What evidence is there, for India and the region in particular, comparing the learning achievements and relative cost of private versus public secondary education, as indicators of their relative performance?
The public versus private provision of education debate is the backdrop for enquiries such as this. Experts differ drastically in their approach to the potential role for the private sector – whether as ‘conduit’ and peripheral, or as legitimate and key provider. Overall, issues of equity and quality lie at the heart of the debate and feed into all comparisons of performance. As summarised by Psacharaopoulos (1987): “Two lines of thought have developed on the issue: those who believe that greater reliance on private schools would introduce competition and choice into the system, and thus a higher level of efficiency; and those who argue that privatisation of the school system would lead to greater social and economic stratification in society.”Evidence comparing public versus private schools in secondary education, in India and the region, is ultimately sparse. While there is a good body of evidence to deal separately with comparing learning achievement, unit costs, and gender and equity issues, or with the broader debate on public versus private, studies that combine these elements are few and far between. Where there is a much more solid body of evidence is on primary school education and particularly in Pakistan.

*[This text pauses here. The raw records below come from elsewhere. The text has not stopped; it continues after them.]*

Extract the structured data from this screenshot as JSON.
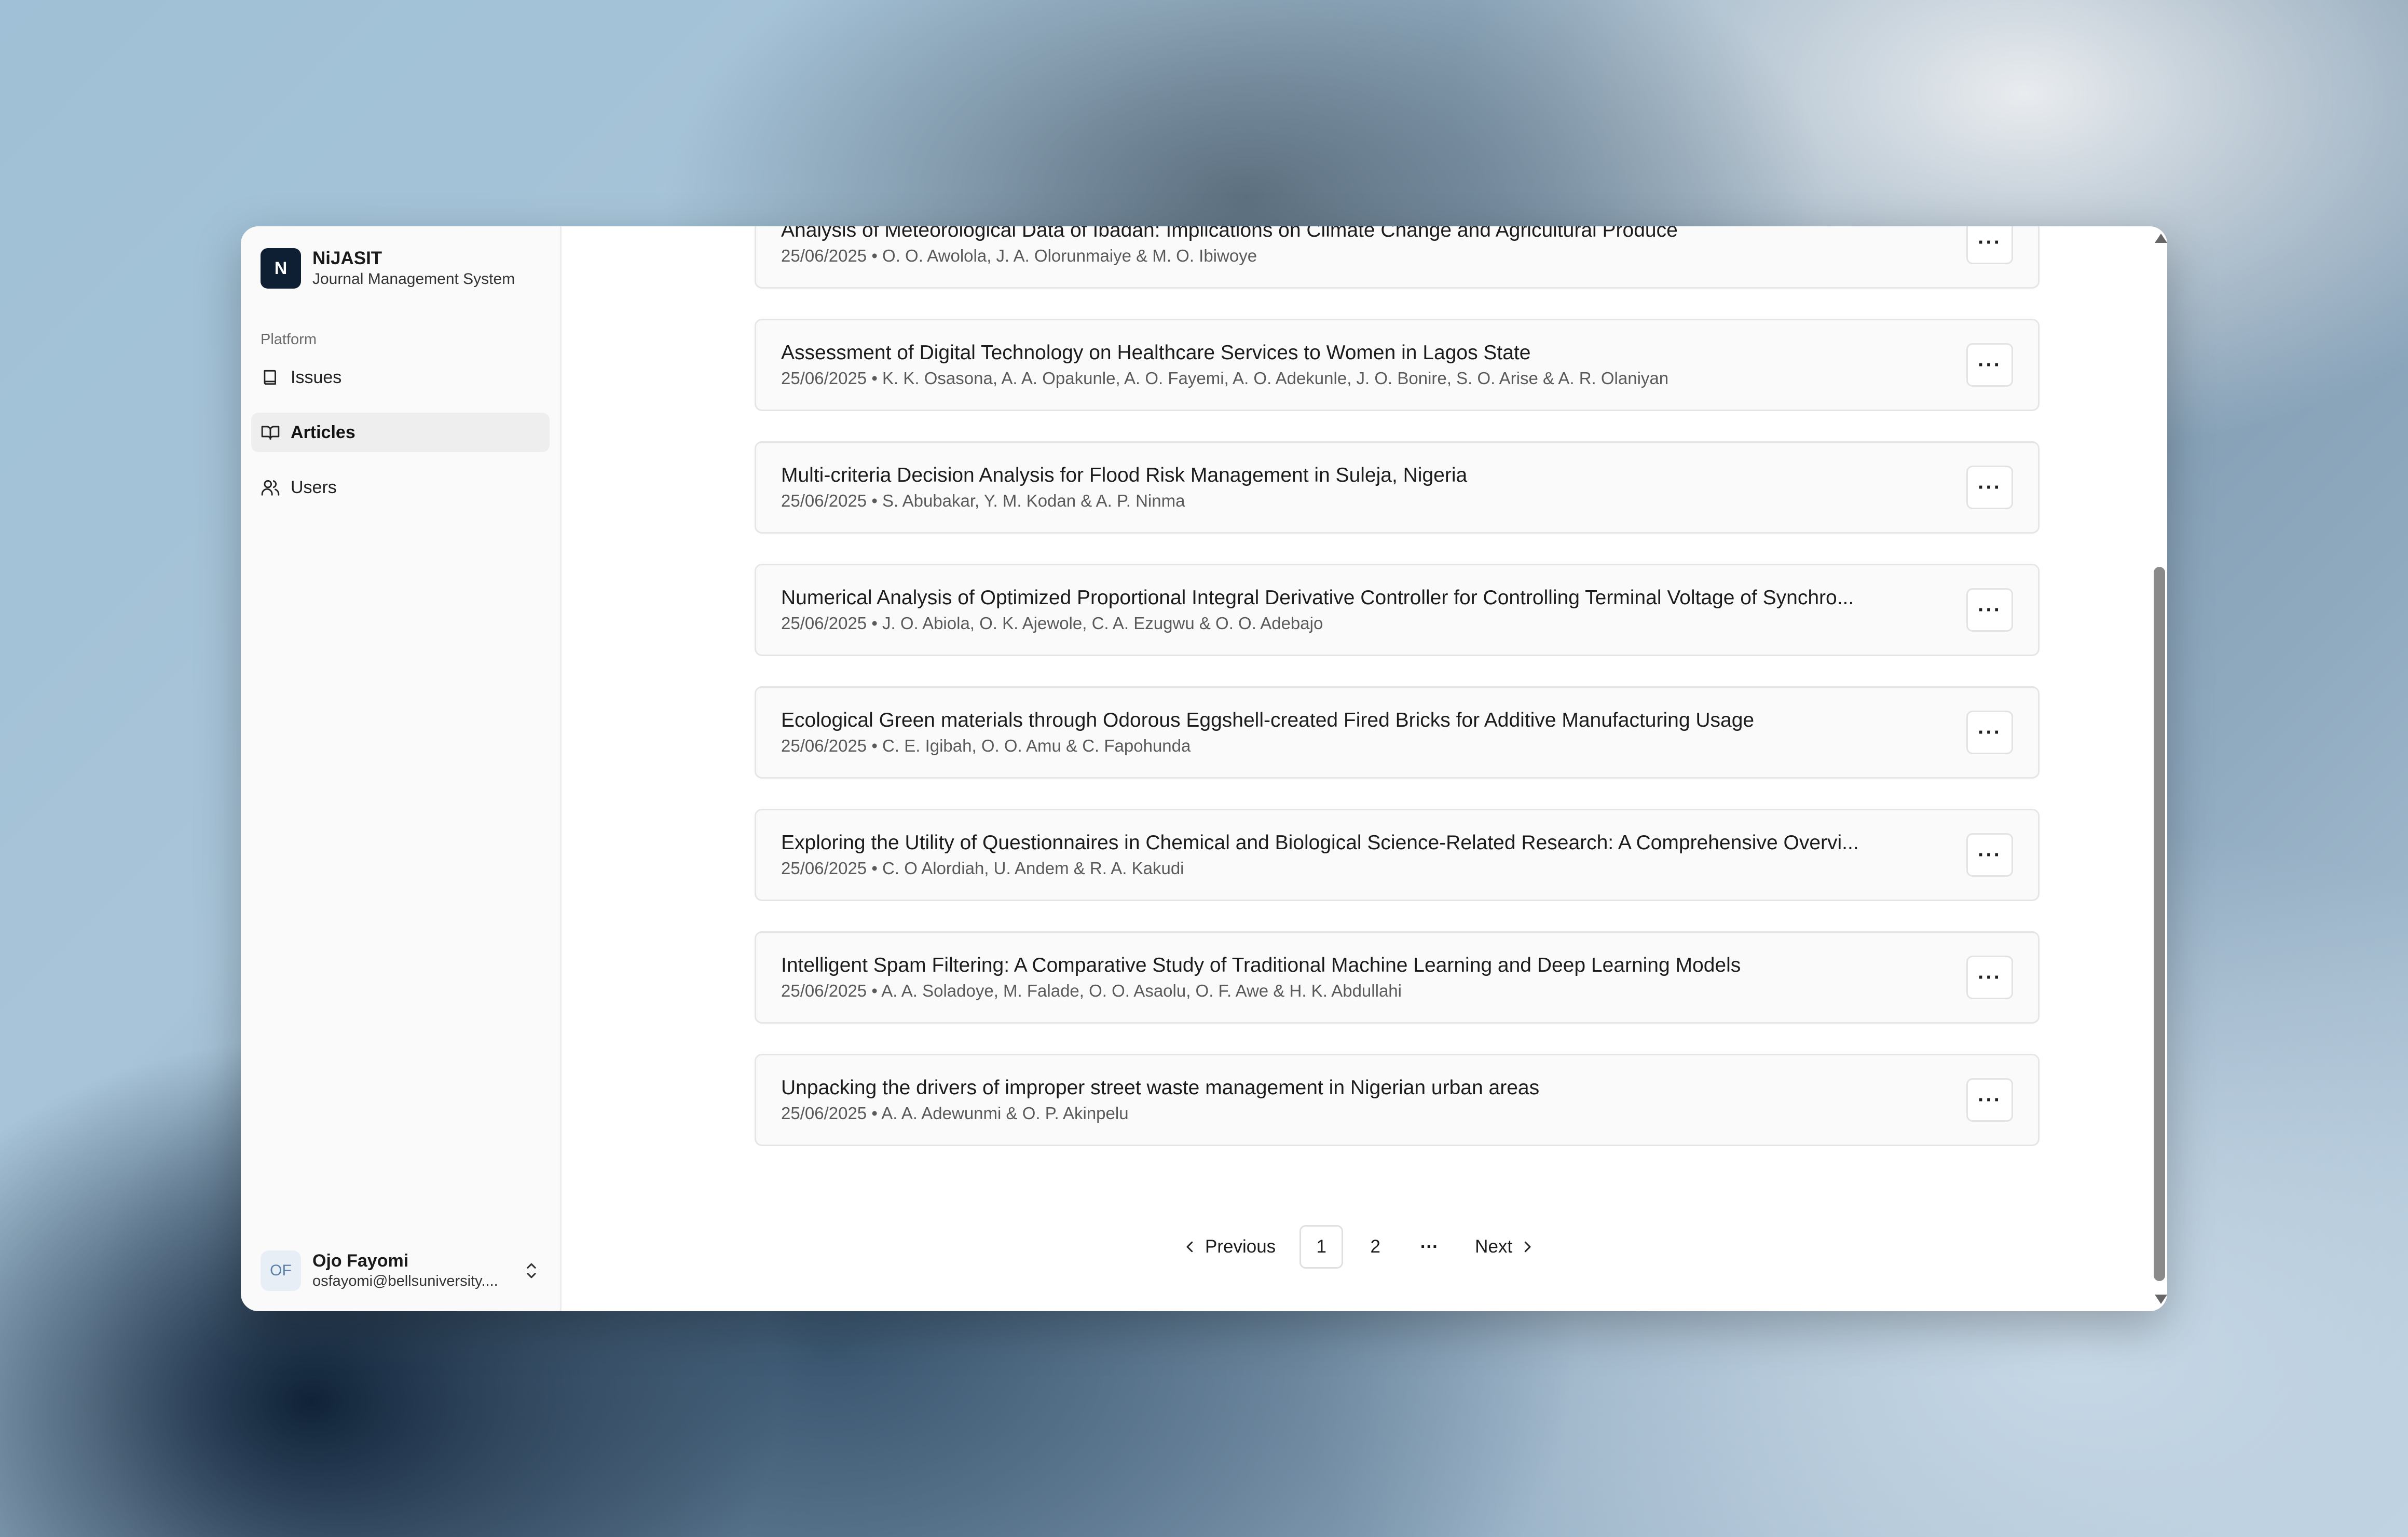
{
  "app": {
    "name": "NiJASIT",
    "subtitle": "Journal Management System",
    "logo_letter": "N"
  },
  "sidebar": {
    "section_label": "Platform",
    "items": [
      {
        "label": "Issues",
        "icon": "book-icon",
        "active": false
      },
      {
        "label": "Articles",
        "icon": "book-open-icon",
        "active": true
      },
      {
        "label": "Users",
        "icon": "users-icon",
        "active": false
      }
    ]
  },
  "user": {
    "initials": "OF",
    "name": "Ojo Fayomi",
    "email": "osfayomi@bellsuniversity...."
  },
  "articles": [
    {
      "title": "Analysis of Meteorological Data of Ibadan: Implications on Climate Change and Agricultural Produce",
      "meta": "25/06/2025 • O. O. Awolola, J. A. Olorunmaiye & M. O. Ibiwoye"
    },
    {
      "title": "Assessment of Digital Technology on Healthcare Services to Women in Lagos State",
      "meta": "25/06/2025 • K. K. Osasona, A. A. Opakunle, A. O. Fayemi, A. O. Adekunle, J. O. Bonire, S. O. Arise & A. R. Olaniyan"
    },
    {
      "title": "Multi-criteria Decision Analysis for Flood Risk Management in Suleja, Nigeria",
      "meta": "25/06/2025 • S. Abubakar, Y. M. Kodan & A. P. Ninma"
    },
    {
      "title": "Numerical Analysis of Optimized Proportional Integral Derivative Controller for Controlling Terminal Voltage of Synchro...",
      "meta": "25/06/2025 • J. O. Abiola, O. K. Ajewole, C. A. Ezugwu & O. O. Adebajo"
    },
    {
      "title": "Ecological Green materials through Odorous Eggshell-created Fired Bricks for Additive Manufacturing Usage",
      "meta": "25/06/2025 • C. E. Igibah, O. O. Amu & C. Fapohunda"
    },
    {
      "title": "Exploring the Utility of Questionnaires in Chemical and Biological Science-Related Research: A Comprehensive Overvi...",
      "meta": "25/06/2025 • C. O Alordiah, U. Andem & R. A. Kakudi"
    },
    {
      "title": "Intelligent Spam Filtering: A Comparative Study of Traditional Machine Learning and Deep Learning Models",
      "meta": "25/06/2025 • A. A. Soladoye, M. Falade, O. O. Asaolu, O. F. Awe & H. K. Abdullahi"
    },
    {
      "title": "Unpacking the drivers of improper street waste management in Nigerian urban areas",
      "meta": "25/06/2025 • A. A. Adewunmi & O. P. Akinpelu"
    }
  ],
  "more_label": "···",
  "pagination": {
    "previous": "Previous",
    "pages": [
      "1",
      "2"
    ],
    "current": "1",
    "ellipsis": "···",
    "next": "Next"
  }
}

There is some evidence for advantages in private schooling, particularly when focusing on learning achievements within specific subjects. Studies also provide good insight into the methodological challenges in comparing public and private schools, and in isolating the factors that influence learning achievement.